I thought that Zam-Buk might be boring.
I vaguely remember a tin of it at home when I was a child although I don’t remember it being used. It was just there. According to the script on the tin it is used “for cuts, bruises, scratches, burns, scalds, athlete’s foot, piles, ulcers, eczema, sores, sprains, pimples, chilblains, cold sores, chafed skin and insect bites.” It probably works too. There are several formulas for Zam-Buk but they all contain camphor, eucalyptus oil and thyme oil all of which are somewhat antimicrobial and both camphor and eucalyptus have analgesic properties. Most contain beeswax. Some formulas contain rosin, petrolatum and sassafras.
The origins of Zam-Buk can be traced back to 1903. It first appeared on Rugby and Football fields in Australia and New Zealand. When a player would get injured first aid officers would race across the field to tend the injured player, they would quickly apply the zam buk to the injured area. Zam-Buk acted as an antiseptic thus cleansing the wound and eliminating the chances of the wound becoming infected.

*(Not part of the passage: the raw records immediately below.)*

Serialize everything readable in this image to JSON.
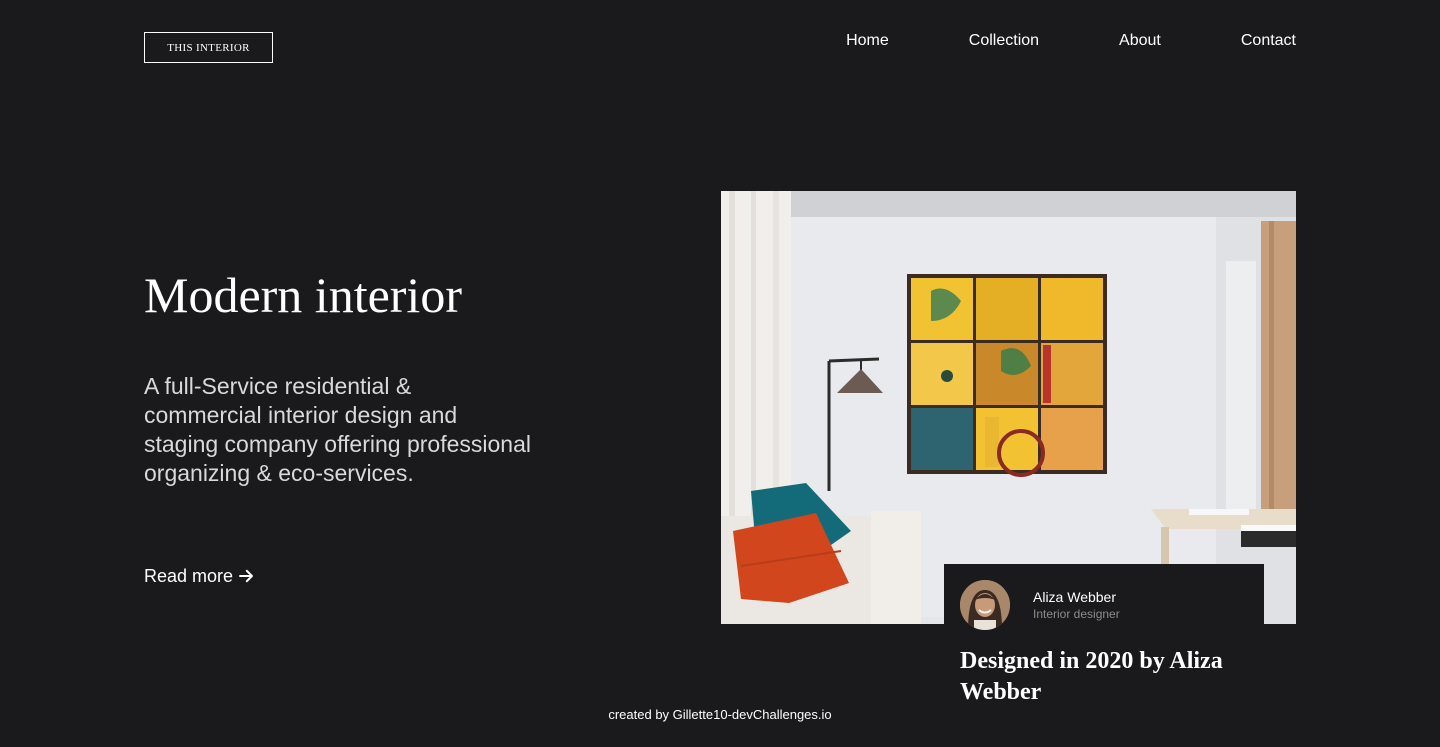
{
  "header": {
    "logo_text": "THIS INTERIOR",
    "nav": [
      {
        "label": "Home"
      },
      {
        "label": "Collection"
      },
      {
        "label": "About"
      },
      {
        "label": "Contact"
      }
    ]
  },
  "hero": {
    "title": "Modern interior",
    "description": "A full-Service residential & commercial interior design and staging company offering professional organizing & eco-services.",
    "read_more_label": "Read more",
    "read_more_icon": "arrow-right-icon"
  },
  "feature_image": {
    "subject": "living room with yellow door-panel artwork, floor lamp, sofa with teal and orange cushions"
  },
  "designer_card": {
    "name": "Aliza Webber",
    "role": "Interior designer",
    "caption": "Designed in 2020 by Aliza Webber"
  },
  "footer": {
    "credit": "created by Gillette10-devChallenges.io"
  },
  "colors": {
    "background": "#1a191b",
    "text": "#ffffff",
    "muted": "#8c8c8c"
  }
}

The ‘Zam-Buk’ name found its way into rugby league, and other sports, by the St Johns ambulance-men who carried it in their kit-bags to treat players on the field and sidelines. The advertising cry of “Here Comes Zam-Buk” referred to the product, but within barely a few years of its introduction, ‘Zam-Buk’ came to mean the ambulance-men themselves.
There are all sorts of testimonials for Zam-buk on the Internet and several sources suggested the name came from the name of a South African town. I couldn’t find this town in my atlas although I did find “Zambué in Mozambique. I love the story of a soldier in India who was suffering from ‘prickly heat and ‘crutch’ rot”. He got no relief from medications prescribed by the medicos but another soldier told him about Zam-Buk and that cleared it right up.

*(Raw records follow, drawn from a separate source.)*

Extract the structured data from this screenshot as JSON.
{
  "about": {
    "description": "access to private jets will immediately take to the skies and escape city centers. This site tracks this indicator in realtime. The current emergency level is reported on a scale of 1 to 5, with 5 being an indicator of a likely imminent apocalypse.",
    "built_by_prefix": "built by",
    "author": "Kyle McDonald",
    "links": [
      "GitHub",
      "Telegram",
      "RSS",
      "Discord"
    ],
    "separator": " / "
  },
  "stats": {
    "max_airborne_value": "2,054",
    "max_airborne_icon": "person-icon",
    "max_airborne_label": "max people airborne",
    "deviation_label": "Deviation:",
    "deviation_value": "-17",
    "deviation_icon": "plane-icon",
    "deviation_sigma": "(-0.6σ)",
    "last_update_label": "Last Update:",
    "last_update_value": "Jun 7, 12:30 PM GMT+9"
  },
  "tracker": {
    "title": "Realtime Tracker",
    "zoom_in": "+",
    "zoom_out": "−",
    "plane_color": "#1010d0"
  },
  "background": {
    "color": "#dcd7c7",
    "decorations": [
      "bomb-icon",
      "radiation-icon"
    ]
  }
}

Our Zam-Buk tin has the same stylized product label that I saw in pictures on the Internet although some of the other decoration differed slightly. Ours was manufactures by C. E. Fulford Ltd. Leeds 2. England. I found a note that manufacturing there was discontinued in 1998. It is available from several sources on the Internet.
Rose and Co. Apothecary in Leeds says that they use the original formula for Zam-Buk. This is, apparently, a relatively new enterprise specializing in Vintage cosmetics and Victorian packaging. Mother and daughter, Patrician and Caroline Rose bought an old druggists shop, became fascinated with everything vintage and started producing their own Rose Petal Salve. They branched out to other products plus dainty lingerie.

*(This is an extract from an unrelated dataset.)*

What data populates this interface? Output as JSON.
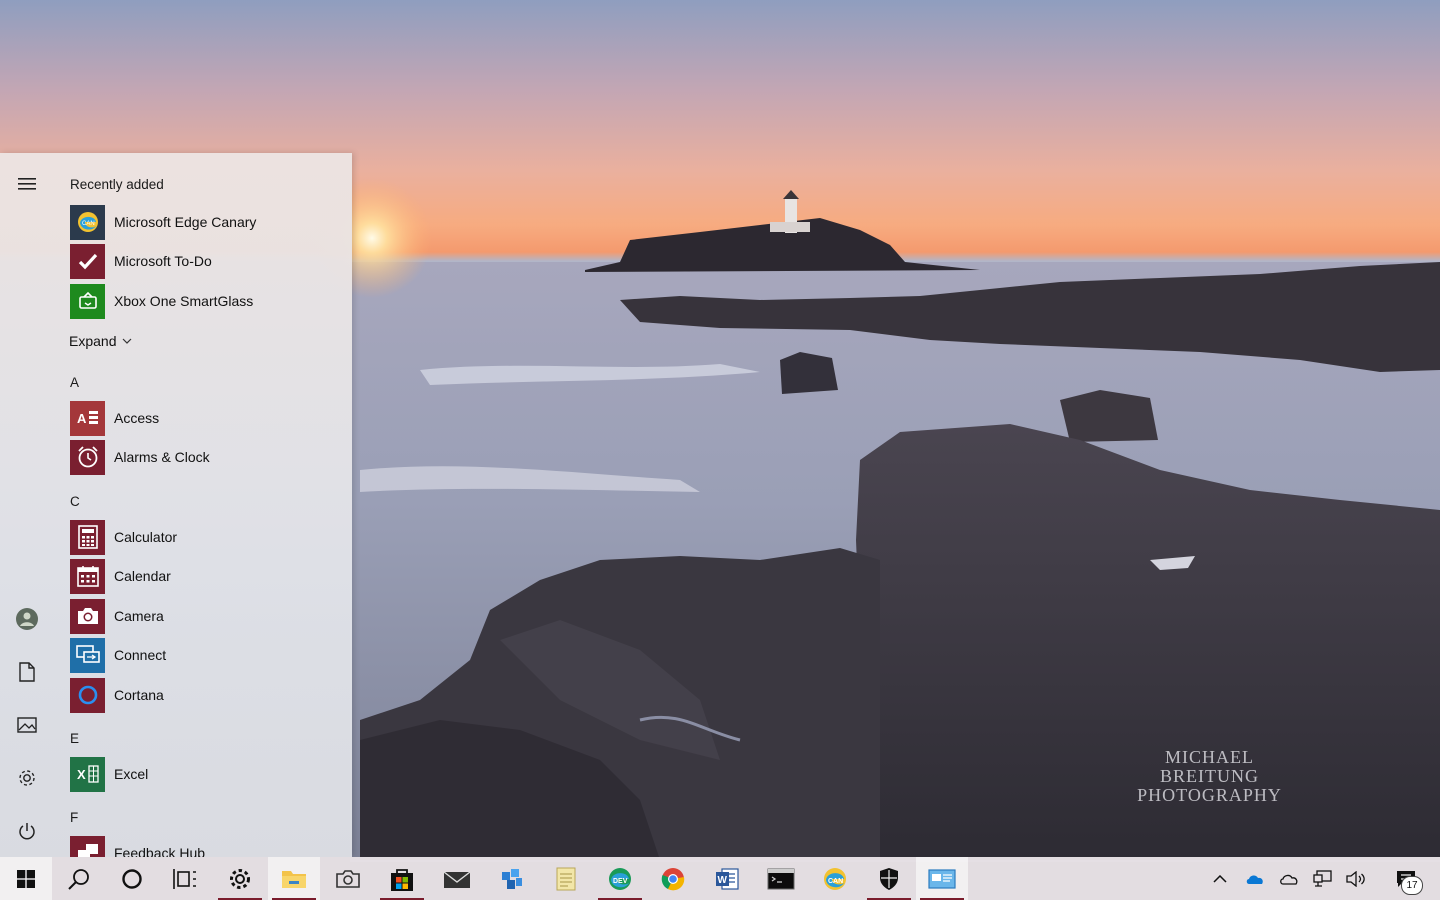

I love the juxtaposition of tough, sweaty footballers with delicate, feminine ladies both slathering on the Zam-Buk!